Jody was asked about the safety of Indycar and he had this to say to the BBC (you can hear the interview at the link provided):

"No. It is the most dangerous form of motor racing at the moment.
"I think the set-up they put in so it can be more of a spectacle makes it very, very dangerous on circuits like this. Some others [circuits] aren't as bad."

Scheckter said that the number of cars and the configuration of the wings allowed for flat-out throttle on this particularly fast circuit. This, he says, is a real problem and a crash was inevitable.

"There is hardly any difference in speed between the good drivers and the bad drivers,"
"They were basically touching wheels at 220mph. They all bunch up together so there are 34 cars in a small space of track.
"One person makes a mistake and this happens. You [shouldn't] have to get killed if you make a mistake. It was madness. Formula 1 is not like that anymore and it is still quite exciting."

Former Formula 1 and Indycar driver Mark Blundell also weighed in saying:

"It was inevitable in many ways," the Briton said of Sunday's accident. "It was a recipe for disaster. These type of cars shouldn't be on these type of circuits.
"Fifteen cars wiped out - 40% of the grid - and we've had a fatality. That's not acceptable."

Scheckter says he's asked his son, current Indycar driver Tomas Scheckter, to stop racing in the series. Tomas was uninjured in Sunday's massive crash.

Former Formula 1 driver and current BBC Radio 5 Live commentator Anthony Davidson felt it is not a matter of the series or circuit but the speed:

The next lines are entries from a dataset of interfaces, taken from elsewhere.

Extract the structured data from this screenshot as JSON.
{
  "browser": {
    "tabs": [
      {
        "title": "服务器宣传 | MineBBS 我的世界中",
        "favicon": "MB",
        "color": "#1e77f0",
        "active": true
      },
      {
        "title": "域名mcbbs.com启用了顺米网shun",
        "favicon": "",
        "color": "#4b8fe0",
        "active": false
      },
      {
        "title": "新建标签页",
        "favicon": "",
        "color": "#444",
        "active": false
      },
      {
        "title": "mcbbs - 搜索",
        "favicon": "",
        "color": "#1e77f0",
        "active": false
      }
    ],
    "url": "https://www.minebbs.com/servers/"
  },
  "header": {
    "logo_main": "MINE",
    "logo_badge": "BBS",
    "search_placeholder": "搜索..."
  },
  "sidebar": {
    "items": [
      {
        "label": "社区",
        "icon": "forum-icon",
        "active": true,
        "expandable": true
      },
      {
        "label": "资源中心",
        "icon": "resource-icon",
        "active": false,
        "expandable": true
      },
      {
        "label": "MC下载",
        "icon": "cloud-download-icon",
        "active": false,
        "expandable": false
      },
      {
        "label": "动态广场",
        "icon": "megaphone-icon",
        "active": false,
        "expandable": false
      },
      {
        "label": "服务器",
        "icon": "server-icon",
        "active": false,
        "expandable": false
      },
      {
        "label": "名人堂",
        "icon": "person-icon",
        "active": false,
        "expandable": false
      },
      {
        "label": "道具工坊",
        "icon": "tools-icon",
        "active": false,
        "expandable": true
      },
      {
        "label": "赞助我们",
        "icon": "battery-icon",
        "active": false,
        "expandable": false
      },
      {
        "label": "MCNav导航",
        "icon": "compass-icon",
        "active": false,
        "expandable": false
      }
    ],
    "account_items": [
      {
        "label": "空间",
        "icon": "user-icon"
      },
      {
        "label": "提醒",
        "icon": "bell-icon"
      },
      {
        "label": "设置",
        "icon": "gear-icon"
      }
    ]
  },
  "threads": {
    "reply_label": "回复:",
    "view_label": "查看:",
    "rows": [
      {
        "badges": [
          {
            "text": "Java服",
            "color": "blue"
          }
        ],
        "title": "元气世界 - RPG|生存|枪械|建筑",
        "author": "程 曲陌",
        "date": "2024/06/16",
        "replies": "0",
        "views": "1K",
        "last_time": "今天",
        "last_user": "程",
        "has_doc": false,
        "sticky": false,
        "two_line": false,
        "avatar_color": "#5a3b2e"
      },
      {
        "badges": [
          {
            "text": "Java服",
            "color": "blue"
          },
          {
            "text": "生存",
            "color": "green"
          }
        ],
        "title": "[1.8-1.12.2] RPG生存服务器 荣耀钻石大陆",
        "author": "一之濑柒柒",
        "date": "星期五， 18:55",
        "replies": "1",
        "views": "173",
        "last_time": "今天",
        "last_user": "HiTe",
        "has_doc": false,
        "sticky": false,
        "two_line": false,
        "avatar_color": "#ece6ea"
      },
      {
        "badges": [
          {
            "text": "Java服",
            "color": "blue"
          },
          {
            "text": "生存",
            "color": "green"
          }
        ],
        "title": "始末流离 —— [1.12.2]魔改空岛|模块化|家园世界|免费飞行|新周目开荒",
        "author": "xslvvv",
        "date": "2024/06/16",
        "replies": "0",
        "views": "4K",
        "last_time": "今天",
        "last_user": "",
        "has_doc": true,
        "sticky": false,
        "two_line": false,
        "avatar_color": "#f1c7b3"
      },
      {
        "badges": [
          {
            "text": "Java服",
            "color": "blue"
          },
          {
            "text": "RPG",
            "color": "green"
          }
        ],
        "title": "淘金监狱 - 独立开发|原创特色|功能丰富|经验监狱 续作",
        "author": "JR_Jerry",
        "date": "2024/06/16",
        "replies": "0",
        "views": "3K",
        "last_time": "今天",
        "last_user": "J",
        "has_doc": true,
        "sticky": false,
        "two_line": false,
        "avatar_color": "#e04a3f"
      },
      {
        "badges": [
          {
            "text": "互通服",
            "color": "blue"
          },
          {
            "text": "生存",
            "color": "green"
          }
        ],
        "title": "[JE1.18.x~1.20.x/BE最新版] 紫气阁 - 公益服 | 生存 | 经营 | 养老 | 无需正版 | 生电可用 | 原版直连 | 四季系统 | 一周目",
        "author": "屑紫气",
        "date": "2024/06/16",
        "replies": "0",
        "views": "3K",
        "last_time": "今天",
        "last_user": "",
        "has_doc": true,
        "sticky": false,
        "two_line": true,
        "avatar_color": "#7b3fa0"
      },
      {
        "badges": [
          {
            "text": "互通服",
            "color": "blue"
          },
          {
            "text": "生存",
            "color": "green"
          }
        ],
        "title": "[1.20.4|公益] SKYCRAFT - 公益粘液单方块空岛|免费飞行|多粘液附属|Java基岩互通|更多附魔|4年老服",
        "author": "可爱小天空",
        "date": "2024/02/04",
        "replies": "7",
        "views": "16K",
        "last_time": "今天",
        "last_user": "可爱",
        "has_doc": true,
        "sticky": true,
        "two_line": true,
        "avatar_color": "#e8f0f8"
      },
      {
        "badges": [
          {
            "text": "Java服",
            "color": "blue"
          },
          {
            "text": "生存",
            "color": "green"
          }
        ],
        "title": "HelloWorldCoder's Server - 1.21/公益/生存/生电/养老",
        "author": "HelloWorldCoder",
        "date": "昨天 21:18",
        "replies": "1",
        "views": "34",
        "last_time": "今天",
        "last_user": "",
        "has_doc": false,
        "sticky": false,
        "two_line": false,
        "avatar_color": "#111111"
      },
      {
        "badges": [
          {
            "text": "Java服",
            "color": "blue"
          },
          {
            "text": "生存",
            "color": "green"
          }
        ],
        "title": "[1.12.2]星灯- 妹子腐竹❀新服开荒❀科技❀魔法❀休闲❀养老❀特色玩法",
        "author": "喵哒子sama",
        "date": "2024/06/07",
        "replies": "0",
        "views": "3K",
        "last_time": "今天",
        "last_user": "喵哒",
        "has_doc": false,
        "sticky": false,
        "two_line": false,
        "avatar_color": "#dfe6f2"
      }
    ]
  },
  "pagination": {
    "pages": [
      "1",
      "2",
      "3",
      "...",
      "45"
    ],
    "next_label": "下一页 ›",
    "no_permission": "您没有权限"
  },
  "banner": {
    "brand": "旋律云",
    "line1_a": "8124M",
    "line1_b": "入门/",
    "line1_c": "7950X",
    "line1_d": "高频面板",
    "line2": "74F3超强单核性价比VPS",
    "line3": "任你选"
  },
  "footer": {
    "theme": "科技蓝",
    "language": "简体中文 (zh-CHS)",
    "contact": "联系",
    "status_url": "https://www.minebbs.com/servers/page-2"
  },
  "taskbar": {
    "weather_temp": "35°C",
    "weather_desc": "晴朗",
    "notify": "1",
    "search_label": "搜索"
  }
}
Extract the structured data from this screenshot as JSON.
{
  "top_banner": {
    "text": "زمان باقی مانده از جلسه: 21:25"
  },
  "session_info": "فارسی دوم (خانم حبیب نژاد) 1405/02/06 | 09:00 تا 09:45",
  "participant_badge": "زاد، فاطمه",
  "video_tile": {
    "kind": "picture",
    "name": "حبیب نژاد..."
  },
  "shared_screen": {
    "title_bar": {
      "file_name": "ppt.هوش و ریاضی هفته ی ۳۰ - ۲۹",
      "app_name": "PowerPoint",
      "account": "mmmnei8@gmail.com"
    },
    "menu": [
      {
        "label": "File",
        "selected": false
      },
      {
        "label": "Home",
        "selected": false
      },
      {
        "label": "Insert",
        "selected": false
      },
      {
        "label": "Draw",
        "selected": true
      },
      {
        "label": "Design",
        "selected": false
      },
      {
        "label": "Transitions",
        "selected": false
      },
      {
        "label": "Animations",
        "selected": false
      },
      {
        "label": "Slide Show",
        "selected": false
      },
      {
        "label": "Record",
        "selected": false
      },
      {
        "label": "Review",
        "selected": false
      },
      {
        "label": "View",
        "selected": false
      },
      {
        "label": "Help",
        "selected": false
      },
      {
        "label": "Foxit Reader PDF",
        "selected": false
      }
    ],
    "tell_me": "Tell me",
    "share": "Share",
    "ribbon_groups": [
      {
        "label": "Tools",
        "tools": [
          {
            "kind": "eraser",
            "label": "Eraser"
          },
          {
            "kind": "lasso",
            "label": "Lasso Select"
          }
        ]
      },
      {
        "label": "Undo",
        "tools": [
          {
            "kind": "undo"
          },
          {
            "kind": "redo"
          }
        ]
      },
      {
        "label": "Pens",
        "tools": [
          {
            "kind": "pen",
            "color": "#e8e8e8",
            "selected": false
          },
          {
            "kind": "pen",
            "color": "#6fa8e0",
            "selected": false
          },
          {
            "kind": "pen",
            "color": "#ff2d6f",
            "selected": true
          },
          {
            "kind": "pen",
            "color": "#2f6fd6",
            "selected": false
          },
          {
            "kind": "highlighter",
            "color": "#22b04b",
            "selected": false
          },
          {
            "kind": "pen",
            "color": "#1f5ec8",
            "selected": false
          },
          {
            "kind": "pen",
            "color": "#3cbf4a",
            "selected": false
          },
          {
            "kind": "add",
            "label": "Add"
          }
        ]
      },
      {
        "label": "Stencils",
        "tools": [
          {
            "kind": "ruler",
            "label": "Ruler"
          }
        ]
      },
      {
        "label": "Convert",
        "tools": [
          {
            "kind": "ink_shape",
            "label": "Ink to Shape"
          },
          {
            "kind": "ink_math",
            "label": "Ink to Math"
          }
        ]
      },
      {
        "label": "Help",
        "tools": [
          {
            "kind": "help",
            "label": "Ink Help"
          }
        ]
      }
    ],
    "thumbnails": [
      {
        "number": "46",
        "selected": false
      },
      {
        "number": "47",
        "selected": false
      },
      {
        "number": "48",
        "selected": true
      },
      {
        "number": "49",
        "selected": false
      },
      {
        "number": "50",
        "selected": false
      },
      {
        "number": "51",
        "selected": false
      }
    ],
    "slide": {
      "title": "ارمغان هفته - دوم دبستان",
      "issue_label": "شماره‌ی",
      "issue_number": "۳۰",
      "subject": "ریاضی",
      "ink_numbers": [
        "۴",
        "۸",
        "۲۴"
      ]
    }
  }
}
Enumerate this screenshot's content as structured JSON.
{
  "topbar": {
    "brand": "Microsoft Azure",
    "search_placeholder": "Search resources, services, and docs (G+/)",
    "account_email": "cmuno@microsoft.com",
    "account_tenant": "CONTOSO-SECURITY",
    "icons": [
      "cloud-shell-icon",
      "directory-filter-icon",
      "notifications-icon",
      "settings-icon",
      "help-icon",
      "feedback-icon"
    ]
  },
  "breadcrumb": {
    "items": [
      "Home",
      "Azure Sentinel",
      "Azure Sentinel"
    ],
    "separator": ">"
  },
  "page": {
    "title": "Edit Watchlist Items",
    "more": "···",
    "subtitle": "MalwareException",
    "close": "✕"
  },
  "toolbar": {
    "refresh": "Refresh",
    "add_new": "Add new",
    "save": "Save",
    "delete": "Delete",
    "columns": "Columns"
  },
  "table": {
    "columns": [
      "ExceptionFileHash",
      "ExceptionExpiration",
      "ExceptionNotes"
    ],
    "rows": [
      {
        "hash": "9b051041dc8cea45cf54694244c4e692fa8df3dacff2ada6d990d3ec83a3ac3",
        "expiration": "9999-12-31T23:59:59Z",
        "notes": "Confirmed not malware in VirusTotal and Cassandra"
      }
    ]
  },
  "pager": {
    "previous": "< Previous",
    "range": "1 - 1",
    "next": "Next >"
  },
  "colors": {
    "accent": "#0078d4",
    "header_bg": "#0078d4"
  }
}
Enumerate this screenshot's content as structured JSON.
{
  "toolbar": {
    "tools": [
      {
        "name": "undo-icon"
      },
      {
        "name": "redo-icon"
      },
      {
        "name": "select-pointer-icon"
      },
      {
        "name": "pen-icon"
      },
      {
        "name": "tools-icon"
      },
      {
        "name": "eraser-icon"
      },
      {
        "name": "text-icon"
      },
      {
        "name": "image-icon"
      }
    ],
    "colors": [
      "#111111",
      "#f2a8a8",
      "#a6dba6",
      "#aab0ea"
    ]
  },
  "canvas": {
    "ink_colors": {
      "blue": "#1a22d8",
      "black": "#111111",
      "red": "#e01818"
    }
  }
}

"You've got to look to the root of the problem and the root of the problem is just the fact that you've got very high speed cars travelling around very closely fought races with open cockpits.
"You have to question, do they have to go that fast? Can the spectators see the difference between 250mph or 160mph? I am not so sure.
"I don't think it is down to the style of the race or the carrot at the end of it. The temptation and carrot of the money is always there no matter what race you are in."

Current Indycar driver Dario Franchitti said Sunday that things were out of hand early on:

"I could see within five laps people were starting to do crazy stuff," he said.
"I love hard racing but that to me is not really what it's about, one small mistake from somebody".

As the dust settles on the circuit, allegations and the quest for understanding continues. Anger has seeped in and recriminations fester. Some have suggested that Wheldon was driving too aggressive because he was after the special $5 M prize money. Mario Andretti said via his Twitter account:

"Dan Wheldon did not take mad risk because he was over-motivated by $5 mil prize. To imply he drove different due to $$, you offend his honor"

In the end, questions should be asked but they should be the right ones. The questions should be fashioned in such a manner as to asses the reasons and develop a better plan for safety. Is it simply the speed? Would 160 mph have left Mike Conway, Tony Renna or Dan Wheldon uninjured or alive?

An interesting point Jody Scheckter makes is that the series has tweaked the aero, power and set up for flat-out racing and this is, arguably, a reaction to the waning interest in the series. He later offers the suggestion that F1 has taken safety seriously and it is still entertaining to watch.